I don't have details but a rider was struck and killed literally right in front of my office last night. I work on the edge of the enormous security cordon that has been erected for the big nuclear weapons / power / grandstanding summit, and the police and military presence is overwhelming. I didn't like the random clumps of foreign security personnel wandering around either - and yeah, I can pick 'em out a mile away because once a country hits a certain level of tyranny, its security personnel wind up looking pretty much like all the other hired muscle for all the other police states in the world. You can see the malice in their eyes, and the resentment of knowing that if they walked up to you and slugged you, at least in D.C., they'd get in trouble for it. I know the look. It reminded me of the more authoritarian developing world countries and the police states I've traveled to, and I didn't much like it.
I suspect this poor cyclist, whoever she is, didn't expect to get run over by a 5 ton Army truck when she left work yesterday. This was so needless.
Power is the most dangerous thing in the world, and it's sometimes at its most harmful when it's wielded with good intent. I'm sure the soldiers feel awful about this, and it's not entirely their fault; they were doing a job that soldiers in 5 ton trucks are not suited for. It's the District of Columbia, not Forward Operating Base D.C., and we don't secure the place the way we'd provide hasty security for a firebase entrance, by driving 5 ton trucks across the road to block the traffic. Fuck.
I also suspect this incident will be given the usual full "no big deal" treatment, particularly because we're supposed to politely acquiesce and not notice when half the streets of our fair city are blocked by soldiers, on behalf of foreign grandees.
Plus it was just a cyclist.
If there's anything good to come out of this, some bike commuters in my office are freaked out and are interested in attending any protests or memorial services associated with this latest killing of a cyclist. Despite the fact some limited good may come of it, it shouldn't take homicide to get people interested in protecting their rights as cyclists. I wish very much it had never happened, and that my friend who I hadn't met yet was pedaling her way into work this morning instead of lying on a remorseless stainless steel table in the morgue.
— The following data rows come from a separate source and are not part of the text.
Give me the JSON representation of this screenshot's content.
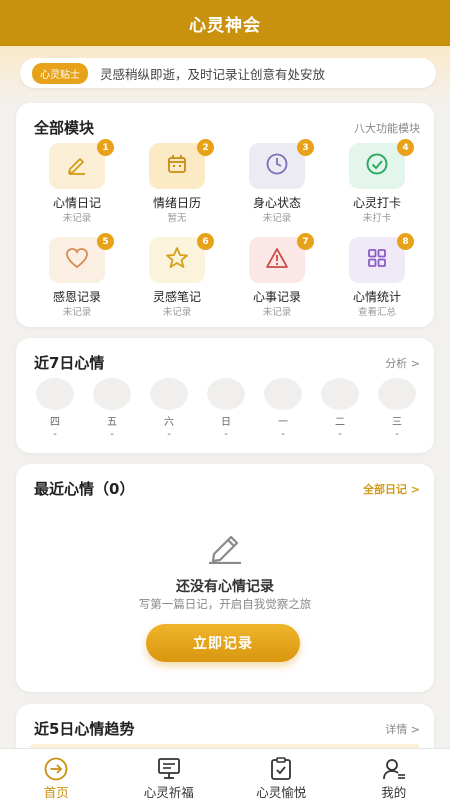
{
  "header": {
    "title": "心灵神会"
  },
  "tip": {
    "badge": "心灵贴士",
    "text": "灵感稍纵即逝，及时记录让创意有处安放"
  },
  "modules": {
    "title": "全部模块",
    "subtitle": "八大功能模块",
    "items": [
      {
        "num": "1",
        "name": "心情日记",
        "status": "未记录",
        "icon": "pencil-icon",
        "bg": "#fbf0d6",
        "color": "#d49a1a"
      },
      {
        "num": "2",
        "name": "情绪日历",
        "status": "暂无",
        "icon": "calendar-icon",
        "bg": "#fbeac4",
        "color": "#c98a12"
      },
      {
        "num": "3",
        "name": "身心状态",
        "status": "未记录",
        "icon": "clock-icon",
        "bg": "#ecebf4",
        "color": "#7b6fb8"
      },
      {
        "num": "4",
        "name": "心灵打卡",
        "status": "未打卡",
        "icon": "check-circle-icon",
        "bg": "#e4f5ec",
        "color": "#2eaa64"
      },
      {
        "num": "5",
        "name": "感恩记录",
        "status": "未记录",
        "icon": "heart-icon",
        "bg": "#fbeee2",
        "color": "#d88a52"
      },
      {
        "num": "6",
        "name": "灵感笔记",
        "status": "未记录",
        "icon": "star-icon",
        "bg": "#fbf3dc",
        "color": "#d4a21a"
      },
      {
        "num": "7",
        "name": "心事记录",
        "status": "未记录",
        "icon": "warning-icon",
        "bg": "#fbe8e6",
        "color": "#cc4a44"
      },
      {
        "num": "8",
        "name": "心情统计",
        "status": "查看汇总",
        "icon": "grid-icon",
        "bg": "#f0eaf8",
        "color": "#8a5cc4"
      }
    ]
  },
  "week": {
    "title": "近7日心情",
    "link": "分析 >",
    "days": [
      {
        "label": "四",
        "value": "-"
      },
      {
        "label": "五",
        "value": "-"
      },
      {
        "label": "六",
        "value": "-"
      },
      {
        "label": "日",
        "value": "-"
      },
      {
        "label": "一",
        "value": "-"
      },
      {
        "label": "二",
        "value": "-"
      },
      {
        "label": "三",
        "value": "-"
      }
    ]
  },
  "recent": {
    "title": "最近心情（0）",
    "link": "全部日记 >",
    "empty_title": "还没有心情记录",
    "empty_sub": "写第一篇日记，开启自我觉察之旅",
    "button": "立即记录"
  },
  "trend": {
    "title": "近5日心情趋势",
    "link": "详情 >"
  },
  "tabs": [
    {
      "label": "首页",
      "icon": "home-arrow-icon",
      "active": true
    },
    {
      "label": "心灵祈福",
      "icon": "monitor-icon",
      "active": false
    },
    {
      "label": "心灵愉悦",
      "icon": "clipboard-check-icon",
      "active": false
    },
    {
      "label": "我的",
      "icon": "user-icon",
      "active": false
    }
  ],
  "colors": {
    "brand": "#c9920e",
    "accent": "#e8a21a"
  }
}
Let me know if you hear about any protests or vigils, willya? I'll be bringing friends.
Update: The cyclist had a name: Constance Holden. She was an artist and an award-winning journalist for Science magazine.
Requiescat in pace.